While ExxonMobil does have a controversial past as it relates to the environment, its current commitment to try and address this major global issue could win it some favor with Environmental, Social, and Governance-focused investors. Stepping up to tackle man-made climate change, ExxonMobil is calling on its industry and governments to raise $100 billion to fund carbon capture and storage technology to limit carbon emissions that go along with the use of fossil fuels.
ExxonMobil's high yield appears to be supported by its earnings. Its payout ratio will be in the low-70% range for this year. Since analysts are predicting ExxonMobil's earnings will grow 19% next year, the payout should become even more sustainable.
3. Energy Transfer: The midstream titan
Similar to ExxonMobil, the $26 billion (by market cap) master limited partnership (MLP) pipeline company Energy Transfer (ET 0.04%) will benefit from strong and sustained demand for oil and natural gas. The earnings it generates should be able to support the current 6.68% yield going forward. Its share price currently around $9.12 is likely a contributing factor in its popularity with Robinhood's users. Fortunately, Energy Transfer is also an essential business with a solid business model.
Energy Transfer's 90,000 miles of pipelines throughout 38 states are responsible for moving 30% of the U.S.'s natural gas and oil. Simply put, Energy Transfer's pipelines are what fuel the modern economy.
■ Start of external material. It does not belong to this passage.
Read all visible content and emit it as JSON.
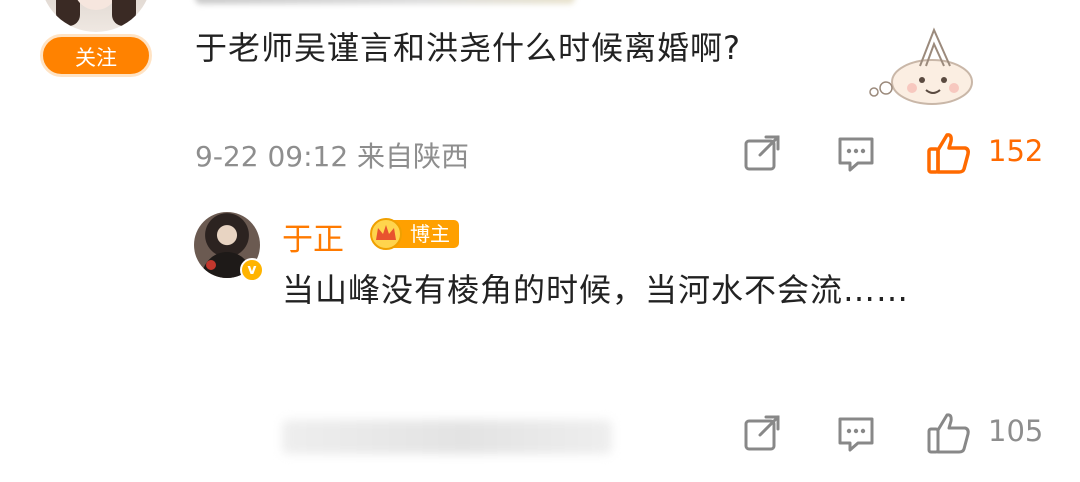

Energy Transfer's business model resembles a utility in that its revenue tends to be predictable and consistent, regardless of the broader economy's movements up or down. Oil and gas companies need its pipelines to transfer fuel around the country and pay a transfer fee that isn't affected by the ever-changing price of the oil or gas. To this point, 95% of Energy Transfer's estimated adjusted earnings before interest, taxes, depreciation, and amortization (EBITDA) this year will be derived from fixed fee-based contracts. So long as Energy Transfer's customers are able to pay for its services, Energy Transfer will be able to support its dividend and meet its debt obligations.
Despite COVID-19's disruptions weighing West Texas Intermediate (WTI) crude down to an average price of $39 a barrel last year, Energy Transfer's customers were still able to pay the company for its services. Energy Transfer's distributable cash flow (DCF) only fell 8.8% over 2019. Energy Transfer's DCF was enough to pay its distribution 2.3 times over last year, which points to a distribution strong enough to withstand almost any economic downturn. And with commodity prices surging this year as the world returns to a sense of normalcy, Energy Transfer's DCF should rebound this year to cover its distribution even further.